• **SOURCE DATA**:
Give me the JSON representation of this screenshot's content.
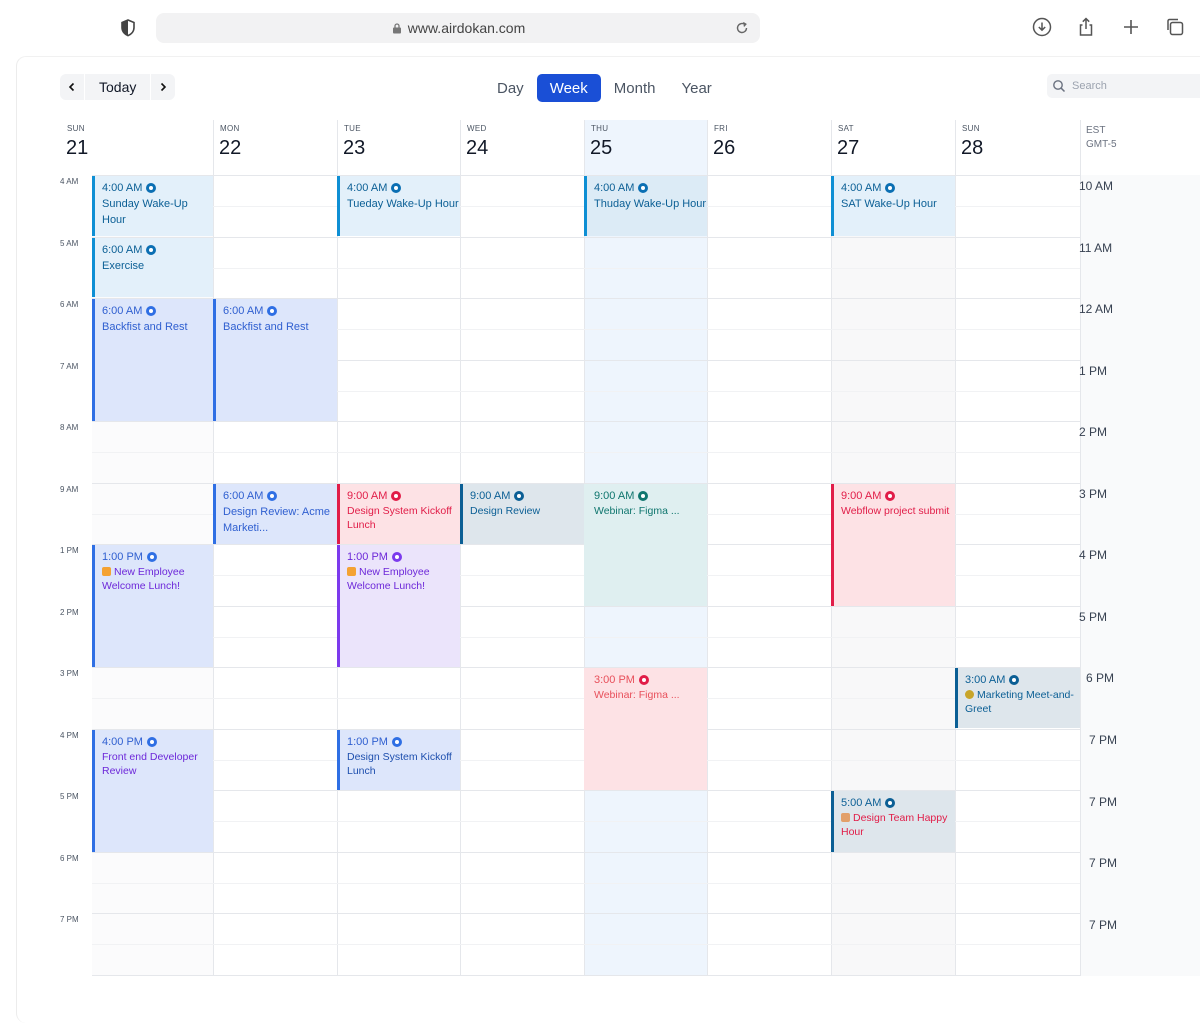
{
  "browser": {
    "url": "www.airdokan.com"
  },
  "toolbar": {
    "today_label": "Today",
    "views": [
      "Day",
      "Week",
      "Month",
      "Year"
    ],
    "active_view": "Week",
    "search_placeholder": "Search"
  },
  "days": [
    {
      "name": "SUN",
      "num": "21"
    },
    {
      "name": "MON",
      "num": "22"
    },
    {
      "name": "TUE",
      "num": "23"
    },
    {
      "name": "WED",
      "num": "24"
    },
    {
      "name": "THU",
      "num": "25"
    },
    {
      "name": "FRI",
      "num": "26"
    },
    {
      "name": "SAT",
      "num": "27"
    },
    {
      "name": "SUN",
      "num": "28"
    }
  ],
  "timezone": {
    "name": "EST",
    "offset": "GMT-5"
  },
  "time_labels": [
    "4 AM",
    "5 AM",
    "6 AM",
    "7 AM",
    "8 AM",
    "9 AM",
    "1 PM",
    "2 PM",
    "3 PM",
    "4 PM",
    "5 PM",
    "6 PM",
    "7 PM"
  ],
  "est_labels": [
    "10 AM",
    "11 AM",
    "12 AM",
    "1 PM",
    "2 PM",
    "3 PM",
    "4 PM",
    "5 PM",
    "6 PM",
    "7 PM",
    "7 PM",
    "7 PM",
    "7 PM"
  ],
  "events": [
    {
      "time": "4:00 AM",
      "title": "Sunday Wake-Up Hour"
    },
    {
      "time": "6:00 AM",
      "title": "Exercise"
    },
    {
      "time": "6:00 AM",
      "title": "Backfist and Rest"
    },
    {
      "time": "6:00 AM",
      "title": "Backfist and Rest"
    },
    {
      "time": "4:00 AM",
      "title": "Tueday Wake-Up Hour"
    },
    {
      "time": "4:00 AM",
      "title": "Thuday Wake-Up Hour"
    },
    {
      "time": "4:00 AM",
      "title": "SAT Wake-Up Hour"
    },
    {
      "time": "6:00 AM",
      "title": "Design Review: Acme Marketi..."
    },
    {
      "time": "9:00 AM",
      "title": "Design System Kickoff Lunch"
    },
    {
      "time": "9:00 AM",
      "title": "Design Review"
    },
    {
      "time": "9:00 AM",
      "title": "Webinar: Figma ..."
    },
    {
      "time": "9:00 AM",
      "title": "Webflow project submit"
    },
    {
      "time": "1:00 PM",
      "title": "New Employee Welcome Lunch!"
    },
    {
      "time": "1:00 PM",
      "title": "New Employee Welcome Lunch!"
    },
    {
      "time": "3:00 PM",
      "title": "Webinar: Figma ..."
    },
    {
      "time": "3:00 AM",
      "title": "Marketing Meet-and-Greet"
    },
    {
      "time": "4:00 PM",
      "title": "Front end Developer Review"
    },
    {
      "time": "1:00 PM",
      "title": "Design System Kickoff Lunch"
    },
    {
      "time": "5:00 AM",
      "title": "Design Team Happy Hour"
    }
  ],
  "colors": {
    "accent": "#1a4fd6",
    "blue_event": "#2f6fe4",
    "sky_event": "#0e8fd4",
    "red_event": "#e11d48",
    "purple_event": "#7c3aed",
    "teal_event": "#0f766e",
    "today_column": "#eef5fd"
  }
}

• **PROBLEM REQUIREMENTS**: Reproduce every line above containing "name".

• **RESPONSE AREA**:
      "name": "SUN",
      "name": "MON",
      "name": "TUE",
      "name": "WED",
      "name": "THU",
      "name": "FRI",
      "name": "SAT",
      "name": "SUN",
    "name": "EST",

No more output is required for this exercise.